Set the data down again, exactly as it appears below.
┌─ LISTED ENTRIES
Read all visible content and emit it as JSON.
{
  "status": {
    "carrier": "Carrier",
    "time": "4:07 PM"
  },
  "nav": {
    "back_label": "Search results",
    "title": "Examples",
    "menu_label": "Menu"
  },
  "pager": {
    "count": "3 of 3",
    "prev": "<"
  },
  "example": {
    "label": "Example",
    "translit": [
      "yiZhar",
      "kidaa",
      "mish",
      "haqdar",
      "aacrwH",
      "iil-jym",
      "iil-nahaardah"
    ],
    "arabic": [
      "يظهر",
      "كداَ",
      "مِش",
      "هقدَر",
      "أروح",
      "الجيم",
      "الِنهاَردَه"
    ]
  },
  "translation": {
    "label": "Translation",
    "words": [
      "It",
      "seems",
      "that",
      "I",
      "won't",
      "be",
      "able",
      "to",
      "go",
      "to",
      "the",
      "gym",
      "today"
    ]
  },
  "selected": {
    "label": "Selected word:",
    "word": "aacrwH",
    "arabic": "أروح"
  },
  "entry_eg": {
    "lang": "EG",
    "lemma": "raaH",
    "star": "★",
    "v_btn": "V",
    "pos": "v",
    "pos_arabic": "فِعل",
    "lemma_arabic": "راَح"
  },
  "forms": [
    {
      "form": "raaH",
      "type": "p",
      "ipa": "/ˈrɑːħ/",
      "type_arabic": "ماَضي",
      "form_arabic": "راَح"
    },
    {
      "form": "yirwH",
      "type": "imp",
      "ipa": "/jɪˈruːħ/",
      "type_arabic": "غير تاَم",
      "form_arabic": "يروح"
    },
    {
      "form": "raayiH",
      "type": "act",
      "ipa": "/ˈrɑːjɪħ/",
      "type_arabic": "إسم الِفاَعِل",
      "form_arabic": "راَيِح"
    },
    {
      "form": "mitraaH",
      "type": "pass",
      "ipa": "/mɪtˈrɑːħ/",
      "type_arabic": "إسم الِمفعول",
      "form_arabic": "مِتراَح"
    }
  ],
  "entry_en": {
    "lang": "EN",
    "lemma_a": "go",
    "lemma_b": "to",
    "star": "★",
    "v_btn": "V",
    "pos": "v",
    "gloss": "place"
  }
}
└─
### RESULT OF THE EXERCISE
Read all visible content and emit it as JSON.
{
  "status": {
    "carrier": "Carrier",
    "time": "4:07 PM"
  },
  "nav": {
    "back_label": "Search results",
    "title": "Examples",
    "menu_label": "Menu"
  },
  "pager": {
    "count": "3 of 3",
    "prev": "<"
  },
  "example": {
    "label": "Example",
    "translit": [
      "yiZhar",
      "kidaa",
      "mish",
      "haqdar",
      "aacrwH",
      "iil-jym",
      "iil-nahaardah"
    ],
    "arabic": [
      "يظهر",
      "كداَ",
      "مِش",
      "هقدَر",
      "أروح",
      "الجيم",
      "الِنهاَردَه"
    ]
  },
  "translation": {
    "label": "Translation",
    "words": [
      "It",
      "seems",
      "that",
      "I",
      "won't",
      "be",
      "able",
      "to",
      "go",
      "to",
      "the",
      "gym",
      "today"
    ]
  },
  "selected": {
    "label": "Selected word:",
    "word": "aacrwH",
    "arabic": "أروح"
  },
  "entry_eg": {
    "lang": "EG",
    "lemma": "raaH",
    "star": "★",
    "v_btn": "V",
    "pos": "v",
    "pos_arabic": "فِعل",
    "lemma_arabic": "راَح"
  },
  "forms": [
    {
      "form": "raaH",
      "type": "p",
      "ipa": "/ˈrɑːħ/",
      "type_arabic": "ماَضي",
      "form_arabic": "راَح"
    },
    {
      "form": "yirwH",
      "type": "imp",
      "ipa": "/jɪˈruːħ/",
      "type_arabic": "غير تاَم",
      "form_arabic": "يروح"
    },
    {
      "form": "raayiH",
      "type": "act",
      "ipa": "/ˈrɑːjɪħ/",
      "type_arabic": "إسم الِفاَعِل",
      "form_arabic": "راَيِح"
    },
    {
      "form": "mitraaH",
      "type": "pass",
      "ipa": "/mɪtˈrɑːħ/",
      "type_arabic": "إسم الِمفعول",
      "form_arabic": "مِتراَح"
    }
  ],
  "entry_en": {
    "lang": "EN",
    "lemma_a": "go",
    "lemma_b": "to",
    "star": "★",
    "v_btn": "V",
    "pos": "v",
    "gloss": "place"
  }
}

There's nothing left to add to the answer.